▶ _What to do_: The records below must be copied in full, exactly as they read.

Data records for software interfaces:
((
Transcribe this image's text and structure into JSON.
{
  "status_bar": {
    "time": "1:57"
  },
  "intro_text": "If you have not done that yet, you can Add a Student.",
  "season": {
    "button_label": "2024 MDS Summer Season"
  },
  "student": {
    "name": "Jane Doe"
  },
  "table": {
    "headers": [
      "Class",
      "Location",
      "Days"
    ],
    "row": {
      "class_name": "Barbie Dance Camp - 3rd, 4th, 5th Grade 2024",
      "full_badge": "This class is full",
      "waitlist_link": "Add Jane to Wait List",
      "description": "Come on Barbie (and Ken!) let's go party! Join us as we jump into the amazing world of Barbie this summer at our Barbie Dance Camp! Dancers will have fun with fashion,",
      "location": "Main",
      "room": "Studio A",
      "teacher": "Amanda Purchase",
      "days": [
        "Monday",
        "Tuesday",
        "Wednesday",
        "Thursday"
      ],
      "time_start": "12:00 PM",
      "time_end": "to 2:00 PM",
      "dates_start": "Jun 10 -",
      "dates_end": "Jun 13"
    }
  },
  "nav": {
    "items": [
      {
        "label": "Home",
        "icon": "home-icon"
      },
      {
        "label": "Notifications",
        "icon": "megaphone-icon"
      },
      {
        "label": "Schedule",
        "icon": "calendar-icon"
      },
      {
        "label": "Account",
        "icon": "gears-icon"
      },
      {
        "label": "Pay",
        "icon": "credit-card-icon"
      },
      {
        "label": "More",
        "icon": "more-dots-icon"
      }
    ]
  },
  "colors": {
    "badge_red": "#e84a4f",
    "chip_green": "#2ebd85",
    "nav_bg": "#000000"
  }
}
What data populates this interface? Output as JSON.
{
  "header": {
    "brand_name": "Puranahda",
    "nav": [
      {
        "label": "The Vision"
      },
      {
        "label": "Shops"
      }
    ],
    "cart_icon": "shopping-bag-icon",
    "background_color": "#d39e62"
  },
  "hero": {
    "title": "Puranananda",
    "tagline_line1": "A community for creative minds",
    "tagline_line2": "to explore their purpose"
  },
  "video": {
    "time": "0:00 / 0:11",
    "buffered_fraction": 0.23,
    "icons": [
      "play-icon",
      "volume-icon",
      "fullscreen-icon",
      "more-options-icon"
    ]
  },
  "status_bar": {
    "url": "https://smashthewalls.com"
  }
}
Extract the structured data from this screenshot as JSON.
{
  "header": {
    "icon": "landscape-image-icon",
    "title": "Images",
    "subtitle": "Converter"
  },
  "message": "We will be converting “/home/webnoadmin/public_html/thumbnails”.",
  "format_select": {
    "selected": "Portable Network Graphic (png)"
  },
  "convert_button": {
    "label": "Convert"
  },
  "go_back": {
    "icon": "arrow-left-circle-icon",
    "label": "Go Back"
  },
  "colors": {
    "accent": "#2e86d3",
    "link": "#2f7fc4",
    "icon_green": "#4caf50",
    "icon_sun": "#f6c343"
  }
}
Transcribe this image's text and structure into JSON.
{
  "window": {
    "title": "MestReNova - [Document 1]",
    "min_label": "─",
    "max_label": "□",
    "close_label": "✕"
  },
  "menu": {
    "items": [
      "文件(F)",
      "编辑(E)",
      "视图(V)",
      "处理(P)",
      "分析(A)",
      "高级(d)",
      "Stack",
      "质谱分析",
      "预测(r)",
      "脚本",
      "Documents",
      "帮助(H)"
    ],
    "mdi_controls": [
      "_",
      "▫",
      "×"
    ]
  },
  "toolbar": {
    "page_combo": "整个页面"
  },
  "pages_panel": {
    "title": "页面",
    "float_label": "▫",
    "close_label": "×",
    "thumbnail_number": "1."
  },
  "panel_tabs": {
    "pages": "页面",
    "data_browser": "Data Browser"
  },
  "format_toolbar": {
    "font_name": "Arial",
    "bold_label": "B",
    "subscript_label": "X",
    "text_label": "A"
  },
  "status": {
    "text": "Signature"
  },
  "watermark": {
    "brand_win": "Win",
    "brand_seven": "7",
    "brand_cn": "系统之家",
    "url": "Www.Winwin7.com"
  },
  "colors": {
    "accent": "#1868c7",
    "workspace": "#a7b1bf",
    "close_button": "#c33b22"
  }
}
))
▶ _Answer box_:
Transcribe this image's text and structure into JSON.
{
  "status_bar": {
    "time": "1:57"
  },
  "intro_text": "If you have not done that yet, you can Add a Student.",
  "season": {
    "button_label": "2024 MDS Summer Season"
  },
  "student": {
    "name": "Jane Doe"
  },
  "table": {
    "headers": [
      "Class",
      "Location",
      "Days"
    ],
    "row": {
      "class_name": "Barbie Dance Camp - 3rd, 4th, 5th Grade 2024",
      "full_badge": "This class is full",
      "waitlist_link": "Add Jane to Wait List",
      "description": "Come on Barbie (and Ken!) let's go party! Join us as we jump into the amazing world of Barbie this summer at our Barbie Dance Camp! Dancers will have fun with fashion,",
      "location": "Main",
      "room": "Studio A",
      "teacher": "Amanda Purchase",
      "days": [
        "Monday",
        "Tuesday",
        "Wednesday",
        "Thursday"
      ],
      "time_start": "12:00 PM",
      "time_end": "to 2:00 PM",
      "dates_start": "Jun 10 -",
      "dates_end": "Jun 13"
    }
  },
  "nav": {
    "items": [
      {
        "label": "Home",
        "icon": "home-icon"
      },
      {
        "label": "Notifications",
        "icon": "megaphone-icon"
      },
      {
        "label": "Schedule",
        "icon": "calendar-icon"
      },
      {
        "label": "Account",
        "icon": "gears-icon"
      },
      {
        "label": "Pay",
        "icon": "credit-card-icon"
      },
      {
        "label": "More",
        "icon": "more-dots-icon"
      }
    ]
  },
  "colors": {
    "badge_red": "#e84a4f",
    "chip_green": "#2ebd85",
    "nav_bg": "#000000"
  }
}
What data populates this interface? Output as JSON.
{
  "header": {
    "brand_name": "Puranahda",
    "nav": [
      {
        "label": "The Vision"
      },
      {
        "label": "Shops"
      }
    ],
    "cart_icon": "shopping-bag-icon",
    "background_color": "#d39e62"
  },
  "hero": {
    "title": "Puranananda",
    "tagline_line1": "A community for creative minds",
    "tagline_line2": "to explore their purpose"
  },
  "video": {
    "time": "0:00 / 0:11",
    "buffered_fraction": 0.23,
    "icons": [
      "play-icon",
      "volume-icon",
      "fullscreen-icon",
      "more-options-icon"
    ]
  },
  "status_bar": {
    "url": "https://smashthewalls.com"
  }
}
Extract the structured data from this screenshot as JSON.
{
  "header": {
    "icon": "landscape-image-icon",
    "title": "Images",
    "subtitle": "Converter"
  },
  "message": "We will be converting “/home/webnoadmin/public_html/thumbnails”.",
  "format_select": {
    "selected": "Portable Network Graphic (png)"
  },
  "convert_button": {
    "label": "Convert"
  },
  "go_back": {
    "icon": "arrow-left-circle-icon",
    "label": "Go Back"
  },
  "colors": {
    "accent": "#2e86d3",
    "link": "#2f7fc4",
    "icon_green": "#4caf50",
    "icon_sun": "#f6c343"
  }
}
Transcribe this image's text and structure into JSON.
{
  "window": {
    "title": "MestReNova - [Document 1]",
    "min_label": "─",
    "max_label": "□",
    "close_label": "✕"
  },
  "menu": {
    "items": [
      "文件(F)",
      "编辑(E)",
      "视图(V)",
      "处理(P)",
      "分析(A)",
      "高级(d)",
      "Stack",
      "质谱分析",
      "预测(r)",
      "脚本",
      "Documents",
      "帮助(H)"
    ],
    "mdi_controls": [
      "_",
      "▫",
      "×"
    ]
  },
  "toolbar": {
    "page_combo": "整个页面"
  },
  "pages_panel": {
    "title": "页面",
    "float_label": "▫",
    "close_label": "×",
    "thumbnail_number": "1."
  },
  "panel_tabs": {
    "pages": "页面",
    "data_browser": "Data Browser"
  },
  "format_toolbar": {
    "font_name": "Arial",
    "bold_label": "B",
    "subscript_label": "X",
    "text_label": "A"
  },
  "status": {
    "text": "Signature"
  },
  "watermark": {
    "brand_win": "Win",
    "brand_seven": "7",
    "brand_cn": "系统之家",
    "url": "Www.Winwin7.com"
  },
  "colors": {
    "accent": "#1868c7",
    "workspace": "#a7b1bf",
    "close_button": "#c33b22"
  }
}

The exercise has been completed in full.